Pyton Flight Portal. Pyton is a travel technology company that develops travel applications for OTAs and TMCs. Since 2015 Pyton has been a part of the Amadeus IT group. In partnership with Amadeus, they are working on the low-cost booking platform that will be integrated with Amadeus Travel Platform. The platform is called Pyton Flight Portal and includes over 100 LCCs. It will allow travel managers to book budget airlines and full-service carriers through a single interface. The API of the platform is XML-based.
The number of low-cost airlines supported by Pyton is quite large
tfFlight. Travelfusion offers its platform tfFlight for online travel agencies, TMCs, metasearches, and tour operators. The platform consolidates data from LCCs and hybrid carriers available via a single API. Among the benefits are easy integration with desktop and mobile interfaces, integration with PNRs, and rich content capabilities.
How to source tickets via low-cost carrier aggregators’ API
To register on the platforms listed above, you should contact their sales representatives. They will provide you with developer information to enable you to connect to the required API and source flight information.
Pros: A single API distribution via a dedicated platform offers wide capabilities for sourcing LCCs, hybrid, ultra-low-cost, and full-content airlines. They also offer technical support and management interfaces to work with or integrate their systems into existing technical solutions of your travel agency. Perhaps, the biggest advantage is that you specify which type of airlines you want to source. Choosing from the vast base of carriers, you will also be able to distribute bundled/unbundled content as they are XML capable.
Cons: It’s also a question of price whether to use a dedicated budget airlines portal or not. The integration costs may vary from platform to platform. Nevertheless, there are no visible cons except for integration.
The competition intensifies in the budget sector. For example, Norwegian Air Shuttle experiences severe financial difficulties, canceling routes and selling aircraft to survive the competition with Ryanair. At the same time, Ryanair canceled routes and lost staff that left for Norwegian.
Low-cost airlines are now starting to concentrate on indirect bookings more, while full-service carriers struggle to push through their direct channels. It’s interesting how budget airlines gradually become similar to traditional airlines, offering bundled ancillaries, operating long-haul flights, and contracting GDSs to sell more. Initially focusing on leisure customers, LCCs now are able to reach business travelers via indirect channels. So online travel agencies now can reach budget airlines freely via dedicated platforms and global distribution systems.

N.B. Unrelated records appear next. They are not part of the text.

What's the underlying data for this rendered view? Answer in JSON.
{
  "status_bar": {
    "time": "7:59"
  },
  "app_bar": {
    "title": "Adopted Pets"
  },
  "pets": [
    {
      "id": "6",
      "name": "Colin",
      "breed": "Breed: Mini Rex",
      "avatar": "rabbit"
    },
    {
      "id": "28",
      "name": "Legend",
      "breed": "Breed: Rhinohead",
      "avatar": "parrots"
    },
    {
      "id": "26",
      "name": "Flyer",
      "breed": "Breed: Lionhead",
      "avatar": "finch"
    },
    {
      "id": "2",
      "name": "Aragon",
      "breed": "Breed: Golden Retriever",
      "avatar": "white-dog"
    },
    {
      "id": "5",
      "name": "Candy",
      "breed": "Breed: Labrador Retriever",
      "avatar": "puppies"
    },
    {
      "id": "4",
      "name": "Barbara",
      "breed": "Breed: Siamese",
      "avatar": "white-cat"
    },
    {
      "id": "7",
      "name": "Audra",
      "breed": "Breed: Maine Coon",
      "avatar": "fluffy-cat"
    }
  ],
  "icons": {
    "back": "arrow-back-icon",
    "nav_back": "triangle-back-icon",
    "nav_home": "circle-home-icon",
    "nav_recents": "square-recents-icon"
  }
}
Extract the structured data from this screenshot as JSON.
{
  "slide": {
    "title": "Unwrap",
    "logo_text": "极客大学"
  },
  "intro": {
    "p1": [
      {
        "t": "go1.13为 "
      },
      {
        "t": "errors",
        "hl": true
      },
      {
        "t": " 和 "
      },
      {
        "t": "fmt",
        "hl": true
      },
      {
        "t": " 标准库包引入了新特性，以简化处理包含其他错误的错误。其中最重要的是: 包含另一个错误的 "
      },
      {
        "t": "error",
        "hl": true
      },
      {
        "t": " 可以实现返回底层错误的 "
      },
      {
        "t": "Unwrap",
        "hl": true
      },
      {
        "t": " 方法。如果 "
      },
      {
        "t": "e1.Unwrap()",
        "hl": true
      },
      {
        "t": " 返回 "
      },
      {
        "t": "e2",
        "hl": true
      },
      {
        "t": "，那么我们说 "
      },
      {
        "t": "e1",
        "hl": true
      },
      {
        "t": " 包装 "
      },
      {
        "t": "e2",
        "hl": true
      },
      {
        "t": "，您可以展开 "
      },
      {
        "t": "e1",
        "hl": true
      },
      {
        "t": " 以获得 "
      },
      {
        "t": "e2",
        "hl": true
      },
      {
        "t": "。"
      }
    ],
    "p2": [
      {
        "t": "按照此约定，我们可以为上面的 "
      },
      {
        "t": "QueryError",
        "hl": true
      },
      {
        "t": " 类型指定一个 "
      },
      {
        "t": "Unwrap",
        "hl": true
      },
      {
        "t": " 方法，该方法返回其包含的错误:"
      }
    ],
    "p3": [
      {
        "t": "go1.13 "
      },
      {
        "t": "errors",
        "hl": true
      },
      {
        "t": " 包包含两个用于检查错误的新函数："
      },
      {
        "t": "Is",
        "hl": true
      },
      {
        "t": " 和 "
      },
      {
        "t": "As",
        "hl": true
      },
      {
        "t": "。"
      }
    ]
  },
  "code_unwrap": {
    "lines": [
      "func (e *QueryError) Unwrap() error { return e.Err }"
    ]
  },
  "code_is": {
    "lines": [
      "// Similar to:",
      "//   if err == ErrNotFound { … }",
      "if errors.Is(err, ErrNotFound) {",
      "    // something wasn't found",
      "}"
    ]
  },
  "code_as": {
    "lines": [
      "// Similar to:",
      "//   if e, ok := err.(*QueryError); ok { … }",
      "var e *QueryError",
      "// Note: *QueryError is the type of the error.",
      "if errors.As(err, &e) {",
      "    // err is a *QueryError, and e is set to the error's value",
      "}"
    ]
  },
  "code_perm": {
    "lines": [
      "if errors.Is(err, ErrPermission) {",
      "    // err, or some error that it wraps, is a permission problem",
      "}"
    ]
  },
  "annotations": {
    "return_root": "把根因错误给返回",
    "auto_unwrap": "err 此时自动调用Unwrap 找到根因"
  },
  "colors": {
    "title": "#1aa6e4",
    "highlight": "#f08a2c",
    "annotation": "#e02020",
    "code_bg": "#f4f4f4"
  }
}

Interested in travel APIs? Check our other pieces on the topic: